We believe that the roots of these crises lie in the stories we have been telling ourselves. We intend to challenge the stories which underpin our civilisation: the myth of progress, the myth of human centrality, and the myth of our separation from ‘nature’. These myths are more dangerous for the fact that we have forgotten they are myths.
We will reassert the role of storytelling as more than mere entertainment. It is through stories that we weave reality.
Humans are not the point and purpose of the planet. Our art will begin with the attempt to step outside the human bubble.
In early June of 2008 I went on a 130 mile canoe trip down a portion of the Wisconsin and Mississippi rivers. I put in at Sauk City, WI, on the Wisconsin river and ended the journey at the mouth of the Platte River, just before Dubuque, Iowa, on the Mississippi. I paddled every day for five days and camped every night on white sand beaches. This journey went through some very beautiful and sparsely populated areas, as well as rolling hills and farm country. I saw a lot of wildlife like herons, and hundreds of turtles sunning themselves on logs. I occasionally saw other boaters, but for the most part I was alone and spoke to no other human beings for days on end. It was a very surreal experience.

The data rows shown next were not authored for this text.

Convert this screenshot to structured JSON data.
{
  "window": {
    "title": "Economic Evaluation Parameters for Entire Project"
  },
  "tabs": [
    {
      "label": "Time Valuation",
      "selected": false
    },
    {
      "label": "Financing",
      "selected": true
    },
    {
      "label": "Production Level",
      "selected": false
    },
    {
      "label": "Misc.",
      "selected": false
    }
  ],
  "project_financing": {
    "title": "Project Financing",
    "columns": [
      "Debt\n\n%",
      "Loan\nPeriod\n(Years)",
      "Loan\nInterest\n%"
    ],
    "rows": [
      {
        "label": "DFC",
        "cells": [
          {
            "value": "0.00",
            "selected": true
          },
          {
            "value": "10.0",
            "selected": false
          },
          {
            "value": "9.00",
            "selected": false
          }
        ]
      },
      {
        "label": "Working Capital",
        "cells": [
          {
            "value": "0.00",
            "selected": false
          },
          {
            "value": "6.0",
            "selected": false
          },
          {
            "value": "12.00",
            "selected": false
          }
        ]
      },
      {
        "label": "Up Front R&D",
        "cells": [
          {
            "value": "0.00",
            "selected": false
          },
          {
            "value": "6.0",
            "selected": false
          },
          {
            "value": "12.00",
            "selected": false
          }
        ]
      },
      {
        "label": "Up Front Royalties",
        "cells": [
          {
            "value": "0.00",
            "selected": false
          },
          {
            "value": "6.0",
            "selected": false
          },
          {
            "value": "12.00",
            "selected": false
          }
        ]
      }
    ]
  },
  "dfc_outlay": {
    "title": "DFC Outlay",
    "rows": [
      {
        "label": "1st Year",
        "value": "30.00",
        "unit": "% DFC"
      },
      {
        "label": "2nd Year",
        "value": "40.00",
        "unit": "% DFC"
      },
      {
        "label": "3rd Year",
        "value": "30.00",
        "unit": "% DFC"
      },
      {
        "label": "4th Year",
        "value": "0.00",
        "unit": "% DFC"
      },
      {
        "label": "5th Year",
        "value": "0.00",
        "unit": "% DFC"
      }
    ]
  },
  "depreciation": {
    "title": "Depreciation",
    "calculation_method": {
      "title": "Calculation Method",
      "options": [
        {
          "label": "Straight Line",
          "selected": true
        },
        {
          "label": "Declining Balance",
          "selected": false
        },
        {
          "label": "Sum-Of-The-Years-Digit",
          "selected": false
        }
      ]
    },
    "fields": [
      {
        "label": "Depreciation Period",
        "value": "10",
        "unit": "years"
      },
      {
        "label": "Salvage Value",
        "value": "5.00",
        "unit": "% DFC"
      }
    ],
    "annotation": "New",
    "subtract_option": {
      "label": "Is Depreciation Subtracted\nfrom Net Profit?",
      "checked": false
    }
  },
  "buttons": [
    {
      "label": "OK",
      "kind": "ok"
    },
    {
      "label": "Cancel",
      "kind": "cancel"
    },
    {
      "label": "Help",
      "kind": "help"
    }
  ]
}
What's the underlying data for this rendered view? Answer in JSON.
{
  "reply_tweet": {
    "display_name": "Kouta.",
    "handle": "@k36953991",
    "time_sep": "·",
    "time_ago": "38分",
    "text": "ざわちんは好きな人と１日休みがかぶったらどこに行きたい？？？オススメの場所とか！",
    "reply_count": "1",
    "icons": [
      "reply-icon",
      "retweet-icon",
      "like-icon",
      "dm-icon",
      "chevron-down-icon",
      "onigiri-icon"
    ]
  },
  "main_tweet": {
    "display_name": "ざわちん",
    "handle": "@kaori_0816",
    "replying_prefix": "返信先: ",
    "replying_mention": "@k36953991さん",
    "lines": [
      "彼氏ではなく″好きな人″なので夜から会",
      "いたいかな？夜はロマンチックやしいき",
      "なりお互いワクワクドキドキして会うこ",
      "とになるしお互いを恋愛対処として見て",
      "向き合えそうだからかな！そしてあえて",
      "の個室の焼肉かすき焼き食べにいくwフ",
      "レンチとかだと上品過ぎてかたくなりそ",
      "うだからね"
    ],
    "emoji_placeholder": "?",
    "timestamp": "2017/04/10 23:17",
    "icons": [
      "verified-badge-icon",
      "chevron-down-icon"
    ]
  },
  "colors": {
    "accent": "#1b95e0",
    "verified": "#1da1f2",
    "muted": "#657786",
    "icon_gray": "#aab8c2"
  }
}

Once, I decided to paddle through the night under the stars. The water was very still as there was little wind that night and no moon, but hundreds of stars were reflected on the river, and those lit my way. … Read the rest